Task objective » Wherever a line of the listing holds the string "kind", copy that line.
=== Section Start ===
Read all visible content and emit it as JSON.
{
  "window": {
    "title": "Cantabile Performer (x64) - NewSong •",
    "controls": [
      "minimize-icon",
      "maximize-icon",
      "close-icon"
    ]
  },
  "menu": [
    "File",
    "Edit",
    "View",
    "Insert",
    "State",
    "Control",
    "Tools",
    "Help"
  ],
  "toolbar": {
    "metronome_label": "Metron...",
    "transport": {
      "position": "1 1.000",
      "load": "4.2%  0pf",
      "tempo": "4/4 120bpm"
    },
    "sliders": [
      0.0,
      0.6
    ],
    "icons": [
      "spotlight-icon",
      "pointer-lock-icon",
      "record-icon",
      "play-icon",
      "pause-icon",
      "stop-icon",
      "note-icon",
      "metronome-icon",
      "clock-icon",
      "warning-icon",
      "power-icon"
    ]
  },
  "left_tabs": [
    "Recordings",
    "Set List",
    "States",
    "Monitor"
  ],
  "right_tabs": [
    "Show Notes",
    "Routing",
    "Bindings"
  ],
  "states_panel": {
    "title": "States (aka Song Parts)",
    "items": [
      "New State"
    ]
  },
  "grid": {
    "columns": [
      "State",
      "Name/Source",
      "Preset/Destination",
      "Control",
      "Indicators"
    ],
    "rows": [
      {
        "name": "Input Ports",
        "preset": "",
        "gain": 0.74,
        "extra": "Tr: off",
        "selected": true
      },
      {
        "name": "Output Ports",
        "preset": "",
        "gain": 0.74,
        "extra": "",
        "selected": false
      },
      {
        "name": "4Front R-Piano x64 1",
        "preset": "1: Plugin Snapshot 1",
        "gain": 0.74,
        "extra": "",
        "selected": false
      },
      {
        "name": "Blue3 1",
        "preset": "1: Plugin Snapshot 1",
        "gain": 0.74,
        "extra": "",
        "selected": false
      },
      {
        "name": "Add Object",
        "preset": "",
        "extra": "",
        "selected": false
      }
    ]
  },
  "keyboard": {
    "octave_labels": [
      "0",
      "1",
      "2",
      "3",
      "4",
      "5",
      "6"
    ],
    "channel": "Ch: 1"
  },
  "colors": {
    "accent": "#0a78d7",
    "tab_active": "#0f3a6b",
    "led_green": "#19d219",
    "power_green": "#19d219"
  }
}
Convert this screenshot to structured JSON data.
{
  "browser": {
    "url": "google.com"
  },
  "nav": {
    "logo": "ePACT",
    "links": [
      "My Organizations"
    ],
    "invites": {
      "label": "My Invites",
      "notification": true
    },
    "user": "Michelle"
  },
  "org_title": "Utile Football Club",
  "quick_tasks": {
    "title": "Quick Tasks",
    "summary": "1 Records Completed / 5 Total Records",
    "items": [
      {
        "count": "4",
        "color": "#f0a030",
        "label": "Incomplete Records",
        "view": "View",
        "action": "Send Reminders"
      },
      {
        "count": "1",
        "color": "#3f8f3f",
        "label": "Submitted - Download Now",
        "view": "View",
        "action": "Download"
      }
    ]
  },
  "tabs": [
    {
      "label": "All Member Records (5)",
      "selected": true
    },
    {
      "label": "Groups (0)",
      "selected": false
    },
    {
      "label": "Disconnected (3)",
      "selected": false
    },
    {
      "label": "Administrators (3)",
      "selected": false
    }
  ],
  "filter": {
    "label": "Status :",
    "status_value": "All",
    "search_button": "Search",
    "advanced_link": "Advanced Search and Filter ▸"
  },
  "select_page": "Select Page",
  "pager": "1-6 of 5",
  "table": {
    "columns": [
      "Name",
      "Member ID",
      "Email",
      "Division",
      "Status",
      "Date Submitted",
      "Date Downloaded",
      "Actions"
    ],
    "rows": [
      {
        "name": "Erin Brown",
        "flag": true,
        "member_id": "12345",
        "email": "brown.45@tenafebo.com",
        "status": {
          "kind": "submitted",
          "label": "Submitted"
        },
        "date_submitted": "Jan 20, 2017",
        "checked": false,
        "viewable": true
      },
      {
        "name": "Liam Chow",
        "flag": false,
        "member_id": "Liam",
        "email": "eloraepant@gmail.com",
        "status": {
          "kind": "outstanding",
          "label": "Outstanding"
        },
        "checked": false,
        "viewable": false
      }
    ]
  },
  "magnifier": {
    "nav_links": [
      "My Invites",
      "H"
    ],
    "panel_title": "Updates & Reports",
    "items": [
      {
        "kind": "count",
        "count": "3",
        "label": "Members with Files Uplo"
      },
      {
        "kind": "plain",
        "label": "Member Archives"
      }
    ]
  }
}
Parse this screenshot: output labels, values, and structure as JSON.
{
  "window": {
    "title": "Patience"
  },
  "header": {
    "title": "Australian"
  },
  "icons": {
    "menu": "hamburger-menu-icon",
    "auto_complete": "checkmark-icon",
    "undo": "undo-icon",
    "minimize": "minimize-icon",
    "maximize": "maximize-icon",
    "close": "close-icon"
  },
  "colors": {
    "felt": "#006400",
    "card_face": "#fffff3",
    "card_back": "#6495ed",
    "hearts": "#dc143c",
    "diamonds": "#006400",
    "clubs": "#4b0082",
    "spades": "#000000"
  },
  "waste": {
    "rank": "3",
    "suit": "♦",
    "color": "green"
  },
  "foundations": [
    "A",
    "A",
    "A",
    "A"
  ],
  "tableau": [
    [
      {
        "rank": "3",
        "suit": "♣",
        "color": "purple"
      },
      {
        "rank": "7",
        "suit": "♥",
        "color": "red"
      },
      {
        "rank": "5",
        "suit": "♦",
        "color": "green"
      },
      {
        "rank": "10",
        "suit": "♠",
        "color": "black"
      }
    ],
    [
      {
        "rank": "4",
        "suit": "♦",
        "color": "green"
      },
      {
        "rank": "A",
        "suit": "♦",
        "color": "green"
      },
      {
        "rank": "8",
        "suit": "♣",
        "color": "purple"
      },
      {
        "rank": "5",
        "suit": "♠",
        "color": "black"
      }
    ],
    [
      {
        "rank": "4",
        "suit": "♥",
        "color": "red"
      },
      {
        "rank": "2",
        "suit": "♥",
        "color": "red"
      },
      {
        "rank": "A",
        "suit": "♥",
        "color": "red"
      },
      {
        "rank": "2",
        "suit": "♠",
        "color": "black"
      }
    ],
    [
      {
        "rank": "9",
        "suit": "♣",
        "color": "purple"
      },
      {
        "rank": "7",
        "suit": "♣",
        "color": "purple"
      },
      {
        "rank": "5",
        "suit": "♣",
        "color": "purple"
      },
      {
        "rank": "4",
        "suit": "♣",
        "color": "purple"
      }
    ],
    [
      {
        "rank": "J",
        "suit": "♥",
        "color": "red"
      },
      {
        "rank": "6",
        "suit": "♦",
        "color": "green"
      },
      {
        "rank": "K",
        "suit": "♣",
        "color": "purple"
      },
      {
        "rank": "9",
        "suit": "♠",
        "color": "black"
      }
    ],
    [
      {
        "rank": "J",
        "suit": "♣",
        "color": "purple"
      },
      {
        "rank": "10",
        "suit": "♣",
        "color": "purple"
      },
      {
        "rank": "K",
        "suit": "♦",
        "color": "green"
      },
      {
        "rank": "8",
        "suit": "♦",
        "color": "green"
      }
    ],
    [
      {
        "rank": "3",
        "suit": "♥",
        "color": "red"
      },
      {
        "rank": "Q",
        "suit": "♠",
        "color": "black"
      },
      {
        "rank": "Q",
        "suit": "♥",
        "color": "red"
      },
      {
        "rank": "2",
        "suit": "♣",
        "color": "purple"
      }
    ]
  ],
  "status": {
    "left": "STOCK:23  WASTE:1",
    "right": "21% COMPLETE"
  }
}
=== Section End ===
Response box »
          "kind": "submitted",
          "kind": "outstanding",
        "kind": "count",
        "kind": "plain",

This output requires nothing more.